#### Data listing

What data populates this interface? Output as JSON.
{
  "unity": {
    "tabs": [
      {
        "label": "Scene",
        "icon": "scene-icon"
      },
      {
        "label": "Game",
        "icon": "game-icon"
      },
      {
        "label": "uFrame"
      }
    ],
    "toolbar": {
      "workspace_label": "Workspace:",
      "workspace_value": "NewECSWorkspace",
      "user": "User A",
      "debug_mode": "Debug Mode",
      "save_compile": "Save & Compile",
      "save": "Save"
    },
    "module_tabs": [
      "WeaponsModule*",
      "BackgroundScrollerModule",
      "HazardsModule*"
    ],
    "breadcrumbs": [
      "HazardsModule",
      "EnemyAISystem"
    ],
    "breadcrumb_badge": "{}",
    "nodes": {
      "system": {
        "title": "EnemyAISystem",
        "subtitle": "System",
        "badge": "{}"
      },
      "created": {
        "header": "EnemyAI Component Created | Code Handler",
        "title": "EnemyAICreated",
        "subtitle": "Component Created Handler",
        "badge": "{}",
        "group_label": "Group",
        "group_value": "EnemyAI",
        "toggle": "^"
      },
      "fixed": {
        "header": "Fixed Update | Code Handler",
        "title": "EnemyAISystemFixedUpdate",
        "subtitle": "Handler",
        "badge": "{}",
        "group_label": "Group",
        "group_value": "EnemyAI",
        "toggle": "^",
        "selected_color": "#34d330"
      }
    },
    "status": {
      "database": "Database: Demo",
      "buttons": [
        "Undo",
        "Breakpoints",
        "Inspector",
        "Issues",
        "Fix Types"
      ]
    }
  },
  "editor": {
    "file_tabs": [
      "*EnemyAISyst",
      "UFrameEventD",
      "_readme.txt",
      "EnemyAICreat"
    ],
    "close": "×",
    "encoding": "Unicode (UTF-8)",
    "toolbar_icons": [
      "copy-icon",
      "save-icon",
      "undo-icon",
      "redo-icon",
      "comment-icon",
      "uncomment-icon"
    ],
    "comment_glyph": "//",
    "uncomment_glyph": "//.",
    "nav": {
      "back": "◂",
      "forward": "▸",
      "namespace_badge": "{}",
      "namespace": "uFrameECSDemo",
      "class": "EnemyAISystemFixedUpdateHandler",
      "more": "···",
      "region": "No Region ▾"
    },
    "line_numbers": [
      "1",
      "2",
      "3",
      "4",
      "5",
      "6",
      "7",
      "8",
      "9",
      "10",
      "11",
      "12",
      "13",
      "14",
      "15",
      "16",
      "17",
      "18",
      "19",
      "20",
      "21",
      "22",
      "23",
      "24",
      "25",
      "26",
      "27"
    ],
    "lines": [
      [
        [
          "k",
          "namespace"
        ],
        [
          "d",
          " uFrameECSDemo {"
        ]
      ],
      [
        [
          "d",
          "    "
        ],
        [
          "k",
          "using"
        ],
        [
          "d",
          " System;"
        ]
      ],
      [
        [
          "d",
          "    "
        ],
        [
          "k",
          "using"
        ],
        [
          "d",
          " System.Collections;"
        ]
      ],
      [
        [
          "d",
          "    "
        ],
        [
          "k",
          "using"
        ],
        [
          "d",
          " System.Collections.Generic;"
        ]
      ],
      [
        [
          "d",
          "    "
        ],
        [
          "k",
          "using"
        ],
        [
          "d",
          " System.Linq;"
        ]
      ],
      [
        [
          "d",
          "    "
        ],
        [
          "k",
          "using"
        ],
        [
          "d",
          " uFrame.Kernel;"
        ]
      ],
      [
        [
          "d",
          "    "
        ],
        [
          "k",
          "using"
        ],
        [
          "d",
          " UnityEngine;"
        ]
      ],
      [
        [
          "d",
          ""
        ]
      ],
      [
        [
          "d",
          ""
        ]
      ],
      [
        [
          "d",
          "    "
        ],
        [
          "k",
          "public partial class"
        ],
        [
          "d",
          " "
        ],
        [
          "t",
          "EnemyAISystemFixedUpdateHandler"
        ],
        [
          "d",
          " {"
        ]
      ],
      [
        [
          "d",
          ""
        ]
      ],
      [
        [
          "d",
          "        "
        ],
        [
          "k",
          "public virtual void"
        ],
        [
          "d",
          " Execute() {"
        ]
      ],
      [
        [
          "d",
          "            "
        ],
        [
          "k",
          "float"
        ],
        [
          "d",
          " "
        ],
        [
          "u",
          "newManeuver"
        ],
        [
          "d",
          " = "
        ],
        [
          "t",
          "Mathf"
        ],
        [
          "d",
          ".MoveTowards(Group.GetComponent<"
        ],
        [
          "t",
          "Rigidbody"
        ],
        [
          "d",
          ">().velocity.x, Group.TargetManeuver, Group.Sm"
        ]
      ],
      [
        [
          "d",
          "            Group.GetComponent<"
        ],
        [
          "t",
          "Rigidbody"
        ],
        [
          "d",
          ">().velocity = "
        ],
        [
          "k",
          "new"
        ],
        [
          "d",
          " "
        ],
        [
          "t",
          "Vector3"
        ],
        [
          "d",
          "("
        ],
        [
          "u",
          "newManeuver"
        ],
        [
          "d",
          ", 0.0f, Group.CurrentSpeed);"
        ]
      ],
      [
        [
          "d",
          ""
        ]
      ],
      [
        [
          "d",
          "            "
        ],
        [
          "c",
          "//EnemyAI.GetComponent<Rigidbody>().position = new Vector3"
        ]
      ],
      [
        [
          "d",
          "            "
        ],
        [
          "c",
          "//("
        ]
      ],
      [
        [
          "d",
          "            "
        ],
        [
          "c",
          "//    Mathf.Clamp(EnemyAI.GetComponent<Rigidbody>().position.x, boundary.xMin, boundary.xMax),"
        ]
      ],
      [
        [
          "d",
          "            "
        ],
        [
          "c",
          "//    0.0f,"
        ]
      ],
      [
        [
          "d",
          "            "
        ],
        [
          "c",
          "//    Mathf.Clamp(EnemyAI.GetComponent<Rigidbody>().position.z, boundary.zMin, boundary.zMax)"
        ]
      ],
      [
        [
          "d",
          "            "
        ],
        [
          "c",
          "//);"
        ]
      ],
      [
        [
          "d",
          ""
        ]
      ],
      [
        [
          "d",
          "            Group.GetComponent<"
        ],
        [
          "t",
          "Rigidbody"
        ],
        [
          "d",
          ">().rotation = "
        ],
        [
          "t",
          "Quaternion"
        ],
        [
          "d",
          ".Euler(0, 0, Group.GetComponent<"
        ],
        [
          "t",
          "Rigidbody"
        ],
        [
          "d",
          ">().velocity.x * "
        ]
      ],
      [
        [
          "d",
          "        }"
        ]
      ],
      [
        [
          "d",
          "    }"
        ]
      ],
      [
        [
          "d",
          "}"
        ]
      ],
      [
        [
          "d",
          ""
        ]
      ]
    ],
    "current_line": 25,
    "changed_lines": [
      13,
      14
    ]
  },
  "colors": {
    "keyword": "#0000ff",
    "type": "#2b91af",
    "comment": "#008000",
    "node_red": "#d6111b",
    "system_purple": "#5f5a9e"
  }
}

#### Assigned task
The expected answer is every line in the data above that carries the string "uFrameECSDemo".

#### Answer below
      "namespace": "uFrameECSDemo",
          " uFrameECSDemo {"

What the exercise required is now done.